Set each record down exactly, excluding all images.

————————

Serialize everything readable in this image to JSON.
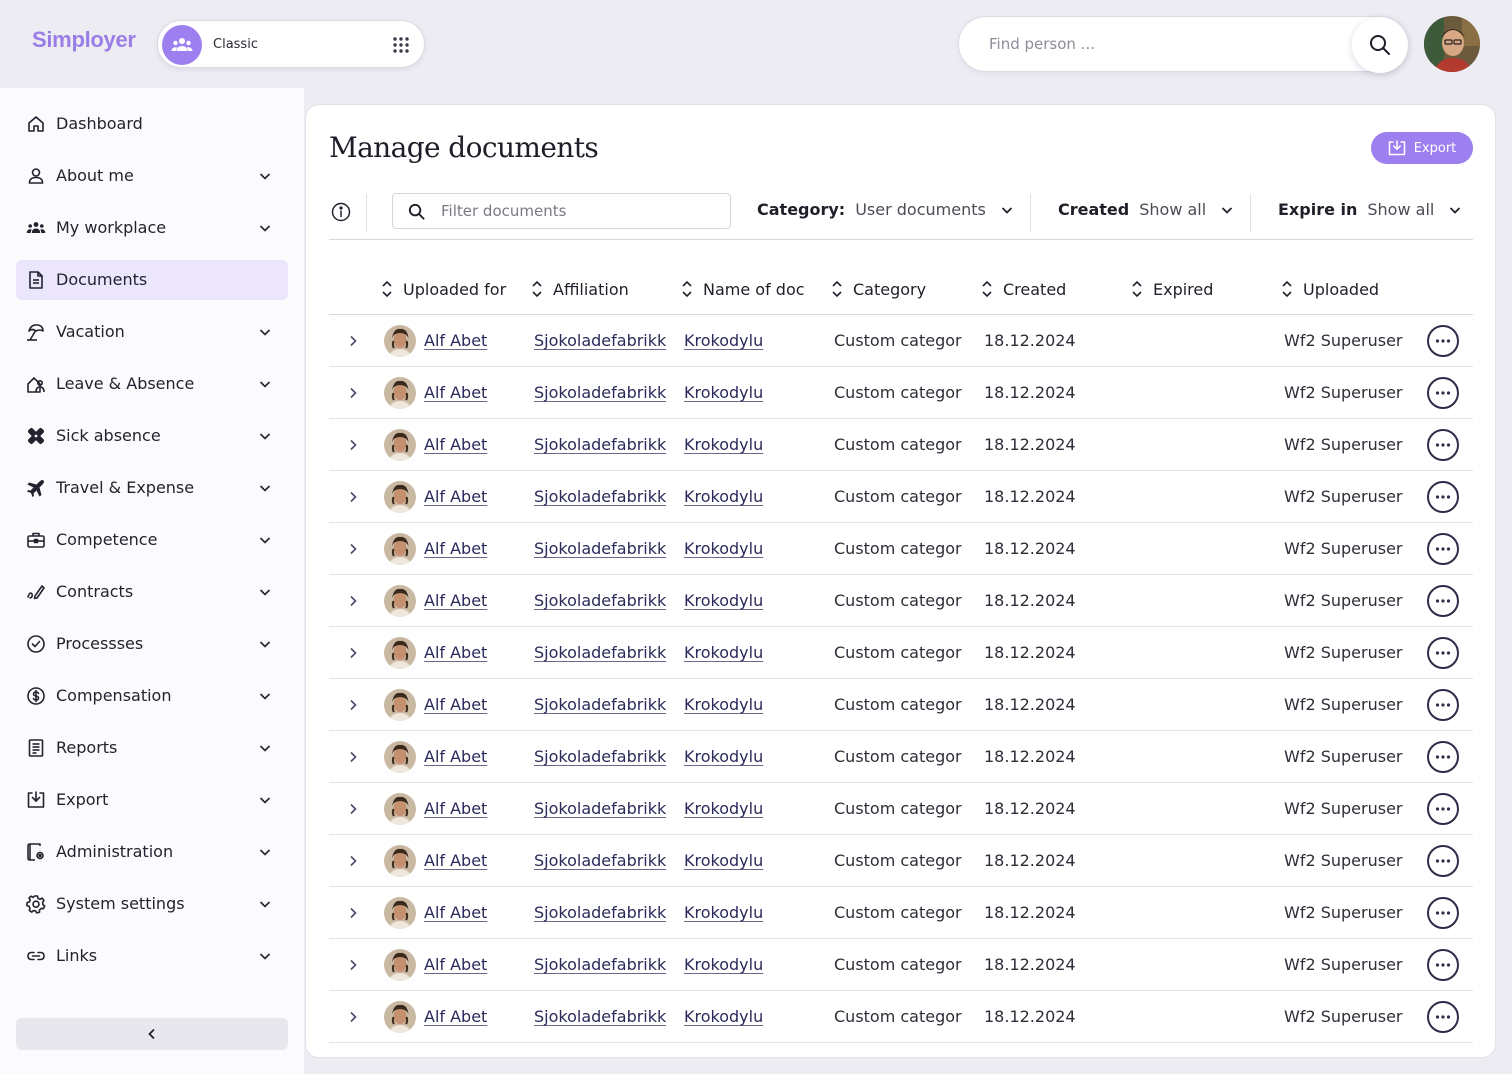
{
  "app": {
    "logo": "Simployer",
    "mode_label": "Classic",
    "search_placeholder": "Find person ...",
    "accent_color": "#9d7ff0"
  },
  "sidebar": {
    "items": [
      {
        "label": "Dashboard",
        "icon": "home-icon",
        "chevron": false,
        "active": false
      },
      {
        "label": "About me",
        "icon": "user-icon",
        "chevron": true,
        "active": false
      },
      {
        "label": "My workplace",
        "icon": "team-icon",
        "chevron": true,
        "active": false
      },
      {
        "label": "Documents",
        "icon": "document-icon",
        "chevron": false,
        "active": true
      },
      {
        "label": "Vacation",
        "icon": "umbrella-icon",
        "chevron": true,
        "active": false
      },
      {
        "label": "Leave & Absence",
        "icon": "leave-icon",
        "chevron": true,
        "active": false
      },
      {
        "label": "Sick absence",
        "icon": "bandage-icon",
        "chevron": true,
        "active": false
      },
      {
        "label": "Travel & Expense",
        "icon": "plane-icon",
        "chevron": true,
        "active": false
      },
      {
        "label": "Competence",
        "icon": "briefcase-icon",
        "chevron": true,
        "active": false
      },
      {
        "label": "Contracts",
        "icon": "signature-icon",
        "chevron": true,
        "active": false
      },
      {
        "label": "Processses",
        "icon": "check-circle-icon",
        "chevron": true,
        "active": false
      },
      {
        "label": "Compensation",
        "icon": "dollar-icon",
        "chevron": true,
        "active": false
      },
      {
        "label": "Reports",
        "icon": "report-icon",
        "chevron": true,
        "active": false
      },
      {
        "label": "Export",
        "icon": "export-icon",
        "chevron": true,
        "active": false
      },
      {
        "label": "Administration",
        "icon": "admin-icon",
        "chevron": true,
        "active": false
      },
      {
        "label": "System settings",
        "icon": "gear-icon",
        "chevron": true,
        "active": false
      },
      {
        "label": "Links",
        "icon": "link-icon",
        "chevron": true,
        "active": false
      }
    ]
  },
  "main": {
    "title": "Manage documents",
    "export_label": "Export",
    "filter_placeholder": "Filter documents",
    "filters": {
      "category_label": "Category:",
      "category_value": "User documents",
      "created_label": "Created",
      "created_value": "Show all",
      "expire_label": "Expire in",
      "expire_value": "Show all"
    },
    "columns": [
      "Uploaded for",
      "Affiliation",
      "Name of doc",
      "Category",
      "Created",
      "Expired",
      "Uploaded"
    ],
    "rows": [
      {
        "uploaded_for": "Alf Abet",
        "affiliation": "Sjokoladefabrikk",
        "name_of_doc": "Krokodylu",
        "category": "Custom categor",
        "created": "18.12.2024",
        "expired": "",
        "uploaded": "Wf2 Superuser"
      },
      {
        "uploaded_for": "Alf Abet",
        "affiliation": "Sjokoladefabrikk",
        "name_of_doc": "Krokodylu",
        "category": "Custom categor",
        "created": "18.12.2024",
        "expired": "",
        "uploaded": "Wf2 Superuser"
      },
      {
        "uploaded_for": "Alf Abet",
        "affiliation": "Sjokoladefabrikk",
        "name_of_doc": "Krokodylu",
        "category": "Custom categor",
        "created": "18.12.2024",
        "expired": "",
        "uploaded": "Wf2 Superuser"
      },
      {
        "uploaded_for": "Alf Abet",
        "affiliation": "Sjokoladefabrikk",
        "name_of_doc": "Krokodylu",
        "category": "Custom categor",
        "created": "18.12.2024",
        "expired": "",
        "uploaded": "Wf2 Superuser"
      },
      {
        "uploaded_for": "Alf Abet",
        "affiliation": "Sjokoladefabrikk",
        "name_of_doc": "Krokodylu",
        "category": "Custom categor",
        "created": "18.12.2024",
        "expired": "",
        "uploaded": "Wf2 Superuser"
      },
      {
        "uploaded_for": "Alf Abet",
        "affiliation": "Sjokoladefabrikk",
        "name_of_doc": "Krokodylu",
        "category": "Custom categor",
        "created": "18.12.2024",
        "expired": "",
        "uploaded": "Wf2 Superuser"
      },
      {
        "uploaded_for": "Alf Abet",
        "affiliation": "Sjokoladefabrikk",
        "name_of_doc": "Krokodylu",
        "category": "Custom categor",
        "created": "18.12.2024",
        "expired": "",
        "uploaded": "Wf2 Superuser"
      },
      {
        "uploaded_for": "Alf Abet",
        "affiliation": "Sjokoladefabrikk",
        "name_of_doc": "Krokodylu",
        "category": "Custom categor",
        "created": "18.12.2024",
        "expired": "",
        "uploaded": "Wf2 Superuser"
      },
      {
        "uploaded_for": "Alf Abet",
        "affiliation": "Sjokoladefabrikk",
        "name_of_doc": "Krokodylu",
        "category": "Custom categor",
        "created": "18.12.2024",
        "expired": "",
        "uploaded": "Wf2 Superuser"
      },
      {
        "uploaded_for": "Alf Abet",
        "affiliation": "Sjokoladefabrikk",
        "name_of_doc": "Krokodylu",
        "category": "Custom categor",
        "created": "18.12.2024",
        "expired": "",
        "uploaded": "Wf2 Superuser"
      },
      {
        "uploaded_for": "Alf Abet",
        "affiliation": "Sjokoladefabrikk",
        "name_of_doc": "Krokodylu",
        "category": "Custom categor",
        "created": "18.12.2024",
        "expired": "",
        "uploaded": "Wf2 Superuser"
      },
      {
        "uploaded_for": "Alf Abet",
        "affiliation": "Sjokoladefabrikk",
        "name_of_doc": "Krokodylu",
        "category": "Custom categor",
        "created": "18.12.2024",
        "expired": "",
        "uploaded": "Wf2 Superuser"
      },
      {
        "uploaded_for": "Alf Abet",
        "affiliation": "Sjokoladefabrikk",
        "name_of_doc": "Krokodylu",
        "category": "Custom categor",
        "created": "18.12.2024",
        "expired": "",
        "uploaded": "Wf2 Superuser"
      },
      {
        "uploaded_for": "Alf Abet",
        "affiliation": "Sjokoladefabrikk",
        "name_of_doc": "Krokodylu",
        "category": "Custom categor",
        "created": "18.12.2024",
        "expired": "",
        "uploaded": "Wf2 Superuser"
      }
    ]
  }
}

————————

Answer box.
Serialize everything readable in this image to JSON.
{
  "app": {
    "logo": "Simployer",
    "mode_label": "Classic",
    "search_placeholder": "Find person ...",
    "accent_color": "#9d7ff0"
  },
  "sidebar": {
    "items": [
      {
        "label": "Dashboard",
        "icon": "home-icon",
        "chevron": false,
        "active": false
      },
      {
        "label": "About me",
        "icon": "user-icon",
        "chevron": true,
        "active": false
      },
      {
        "label": "My workplace",
        "icon": "team-icon",
        "chevron": true,
        "active": false
      },
      {
        "label": "Documents",
        "icon": "document-icon",
        "chevron": false,
        "active": true
      },
      {
        "label": "Vacation",
        "icon": "umbrella-icon",
        "chevron": true,
        "active": false
      },
      {
        "label": "Leave & Absence",
        "icon": "leave-icon",
        "chevron": true,
        "active": false
      },
      {
        "label": "Sick absence",
        "icon": "bandage-icon",
        "chevron": true,
        "active": false
      },
      {
        "label": "Travel & Expense",
        "icon": "plane-icon",
        "chevron": true,
        "active": false
      },
      {
        "label": "Competence",
        "icon": "briefcase-icon",
        "chevron": true,
        "active": false
      },
      {
        "label": "Contracts",
        "icon": "signature-icon",
        "chevron": true,
        "active": false
      },
      {
        "label": "Processses",
        "icon": "check-circle-icon",
        "chevron": true,
        "active": false
      },
      {
        "label": "Compensation",
        "icon": "dollar-icon",
        "chevron": true,
        "active": false
      },
      {
        "label": "Reports",
        "icon": "report-icon",
        "chevron": true,
        "active": false
      },
      {
        "label": "Export",
        "icon": "export-icon",
        "chevron": true,
        "active": false
      },
      {
        "label": "Administration",
        "icon": "admin-icon",
        "chevron": true,
        "active": false
      },
      {
        "label": "System settings",
        "icon": "gear-icon",
        "chevron": true,
        "active": false
      },
      {
        "label": "Links",
        "icon": "link-icon",
        "chevron": true,
        "active": false
      }
    ]
  },
  "main": {
    "title": "Manage documents",
    "export_label": "Export",
    "filter_placeholder": "Filter documents",
    "filters": {
      "category_label": "Category:",
      "category_value": "User documents",
      "created_label": "Created",
      "created_value": "Show all",
      "expire_label": "Expire in",
      "expire_value": "Show all"
    },
    "columns": [
      "Uploaded for",
      "Affiliation",
      "Name of doc",
      "Category",
      "Created",
      "Expired",
      "Uploaded"
    ],
    "rows": [
      {
        "uploaded_for": "Alf Abet",
        "affiliation": "Sjokoladefabrikk",
        "name_of_doc": "Krokodylu",
        "category": "Custom categor",
        "created": "18.12.2024",
        "expired": "",
        "uploaded": "Wf2 Superuser"
      },
      {
        "uploaded_for": "Alf Abet",
        "affiliation": "Sjokoladefabrikk",
        "name_of_doc": "Krokodylu",
        "category": "Custom categor",
        "created": "18.12.2024",
        "expired": "",
        "uploaded": "Wf2 Superuser"
      },
      {
        "uploaded_for": "Alf Abet",
        "affiliation": "Sjokoladefabrikk",
        "name_of_doc": "Krokodylu",
        "category": "Custom categor",
        "created": "18.12.2024",
        "expired": "",
        "uploaded": "Wf2 Superuser"
      },
      {
        "uploaded_for": "Alf Abet",
        "affiliation": "Sjokoladefabrikk",
        "name_of_doc": "Krokodylu",
        "category": "Custom categor",
        "created": "18.12.2024",
        "expired": "",
        "uploaded": "Wf2 Superuser"
      },
      {
        "uploaded_for": "Alf Abet",
        "affiliation": "Sjokoladefabrikk",
        "name_of_doc": "Krokodylu",
        "category": "Custom categor",
        "created": "18.12.2024",
        "expired": "",
        "uploaded": "Wf2 Superuser"
      },
      {
        "uploaded_for": "Alf Abet",
        "affiliation": "Sjokoladefabrikk",
        "name_of_doc": "Krokodylu",
        "category": "Custom categor",
        "created": "18.12.2024",
        "expired": "",
        "uploaded": "Wf2 Superuser"
      },
      {
        "uploaded_for": "Alf Abet",
        "affiliation": "Sjokoladefabrikk",
        "name_of_doc": "Krokodylu",
        "category": "Custom categor",
        "created": "18.12.2024",
        "expired": "",
        "uploaded": "Wf2 Superuser"
      },
      {
        "uploaded_for": "Alf Abet",
        "affiliation": "Sjokoladefabrikk",
        "name_of_doc": "Krokodylu",
        "category": "Custom categor",
        "created": "18.12.2024",
        "expired": "",
        "uploaded": "Wf2 Superuser"
      },
      {
        "uploaded_for": "Alf Abet",
        "affiliation": "Sjokoladefabrikk",
        "name_of_doc": "Krokodylu",
        "category": "Custom categor",
        "created": "18.12.2024",
        "expired": "",
        "uploaded": "Wf2 Superuser"
      },
      {
        "uploaded_for": "Alf Abet",
        "affiliation": "Sjokoladefabrikk",
        "name_of_doc": "Krokodylu",
        "category": "Custom categor",
        "created": "18.12.2024",
        "expired": "",
        "uploaded": "Wf2 Superuser"
      },
      {
        "uploaded_for": "Alf Abet",
        "affiliation": "Sjokoladefabrikk",
        "name_of_doc": "Krokodylu",
        "category": "Custom categor",
        "created": "18.12.2024",
        "expired": "",
        "uploaded": "Wf2 Superuser"
      },
      {
        "uploaded_for": "Alf Abet",
        "affiliation": "Sjokoladefabrikk",
        "name_of_doc": "Krokodylu",
        "category": "Custom categor",
        "created": "18.12.2024",
        "expired": "",
        "uploaded": "Wf2 Superuser"
      },
      {
        "uploaded_for": "Alf Abet",
        "affiliation": "Sjokoladefabrikk",
        "name_of_doc": "Krokodylu",
        "category": "Custom categor",
        "created": "18.12.2024",
        "expired": "",
        "uploaded": "Wf2 Superuser"
      },
      {
        "uploaded_for": "Alf Abet",
        "affiliation": "Sjokoladefabrikk",
        "name_of_doc": "Krokodylu",
        "category": "Custom categor",
        "created": "18.12.2024",
        "expired": "",
        "uploaded": "Wf2 Superuser"
      }
    ]
  }
}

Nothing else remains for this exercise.